A poignant book of Gaelic letters will be launched as part of the Aye Write Book Festival in Glasgow this Saturday.
Litir Chun an t-Saighdeir gun Ainm / Letter to the Unknown Soldier was commissioned by the 14-18 Now World War One centenary art commemoration project.
It drew its inspiration from a bronze memorial, in Paddington Station in London, of a life-size statue of a soldier in trench uniform reading a letter (pictured). No-one knows who the letter was from and what it contained.
The BBC was invited to participate in encouraging radio listeners to take a moment and write that letter.
BBC Radio Four and Radio nan Gaidheal embraced the project and listeners of all ages stepped back in time to 1914-18 and the First World War to pen personal letters to family members and loved ones.
More than 50 letters were written and broadcast in Gaelic and they make up this unique collection compiled 100 years after the World War One.
Project creators Neil Bartlett and Kate Pullinger were deeply moved at the response with over 21,000 letters received in total and stated: “People wrote from across Britain, and across the world.....they wrote from different places, different generations and different points of view - and sometimes in different languages.
“Perhaps we shouldn’t have been surprised that the idea of writing a letter to a lost soldier would resonate so strongly in the Gaelic-speaking parts of Britain, when these regions were hit especially hard by the death-toll of the First World War.
“By writing to him in Gaelic, people have made us remember just how many soldiers would have spoken that language.”
The letters in this collection were written using a range of styles, some composed from the perspective of family members, mothers, sisters, brothers, trying to imagine what the soldier might be experiencing - they passed on news of the community they left behind with some trying to keep things light for the reader.
This young writer conveyed the mood of many young boys at the time: “Murdo and I were fishing down at the river today. I gave him my fishing rod and I used your one. I caught three trout and Murdo caught two. I wish I was old enough to be in the Army. I envy you. Two more years though and I’ll be old enough. If I’m lucky the War will still be on!“
Some of the letters are written in the form of poems and reflect the feelings and memories of loved ones and others wrote letters between soldiers taking us directly into the dirt, devastation and death of the trenches, questioning the purpose of war: “Who are you? The question is pointless. The hungry soil of France and Belgium swallowed you all, and it took four years to satisfy it.”
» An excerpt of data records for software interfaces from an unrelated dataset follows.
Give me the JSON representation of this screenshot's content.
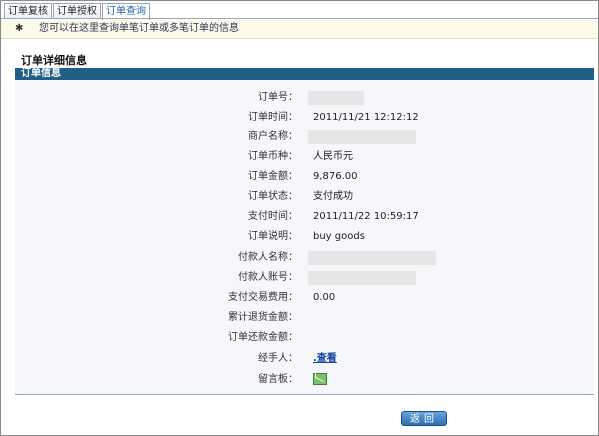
{
  "tabs": [
    {
      "label": "订单复核",
      "active": false
    },
    {
      "label": "订单授权",
      "active": false
    },
    {
      "label": "订单查询",
      "active": true
    }
  ],
  "notice": {
    "pin": "✱",
    "text": "您可以在这里查询单笔订单或多笔订单的信息"
  },
  "section": {
    "title": "订单详细信息",
    "bar_title": "订单信息"
  },
  "fields": [
    {
      "label": "订单号：",
      "value": "",
      "redacted": true
    },
    {
      "label": "订单时间：",
      "value": "2011/11/21 12:12:12"
    },
    {
      "label": "商户名称：",
      "value": "",
      "redacted": true
    },
    {
      "label": "订单币种：",
      "value": "人民币元"
    },
    {
      "label": "订单金额：",
      "value": "9,876.00"
    },
    {
      "label": "订单状态：",
      "value": "支付成功"
    },
    {
      "label": "支付时间：",
      "value": "2011/11/22 10:59:17"
    },
    {
      "label": "订单说明：",
      "value": "buy goods"
    },
    {
      "label": "付款人名称：",
      "value": "",
      "redacted": true
    },
    {
      "label": "付款人账号：",
      "value": "",
      "redacted": true
    },
    {
      "label": "支付交易费用：",
      "value": "0.00"
    },
    {
      "label": "累计退货金额：",
      "value": ""
    },
    {
      "label": "订单还款金额：",
      "value": ""
    },
    {
      "label": "经手人：",
      "value": ".查看",
      "link": true
    },
    {
      "label": "留言板：",
      "value": "",
      "icon": "message-icon"
    }
  ],
  "buttons": {
    "back": "返回"
  },
  "colors": {
    "section_bar": "#1f5f88",
    "notice_bg": "#fcfbe9",
    "link": "#1646a0",
    "button": "#2e6fb4"
  }
}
And poignant thoughts on the many who did not return are expressed in many: “Don’t be afraid. This silence will not last long. You will rise, brave fighter, and you will leave your gun and bayonet behind. You will find a familiar road and you will follow their voices back to the landscape of your youth...”
The publication of the collection of letters came about from a collaboration between the BBC, the Gaelic Publishing House CLÀR with support from The Gaelic Books Council.
Margaret Mary Murray, Head of BBC Gaelic Services, said: “A letter is a very precious thing and particularly so in this situation with the reader thousands of miles away from the writer and in the throes of war.
“Radio nan Gaidheal listeners of all ages embraced the creative letter writing challenge and explored themes of family, community, love and loss. The act of reading the letters aloud for broadcast added further emotion.”
Rosemary Ward, Director of The Gaelic Books Council said: “When we heard the writers reading their letters on Radio nan Gaidheal, we thought it would be a huge loss if the letters weren’t published in a book, and we recommended publication to the BBC. The BBC accepted our recommendation and the Gaelic Books Council was very happy to support CLAR to get this special publication into print.
“Congratulations to all those involved in this excellent initiative.”
Lisa Storey from the publisher CLÀR added: “It’s great to see so many different Gaelic writers, especially younger ones, coming forward for this book.
“CLÀR were only too happy to work with BBC Radio nan Gaidheal on this.”
The launch event takes place this Saturday (March 12) at the Aye Write Book festival in Glasgow’s Mitchell Library at 3pm.
The session will be chaired by Allan Campbell and will include representatives of 14-18 NOW and the BBC.
Some of the letter writers will share the story and emotions within their Letter to the Unknown Soldier.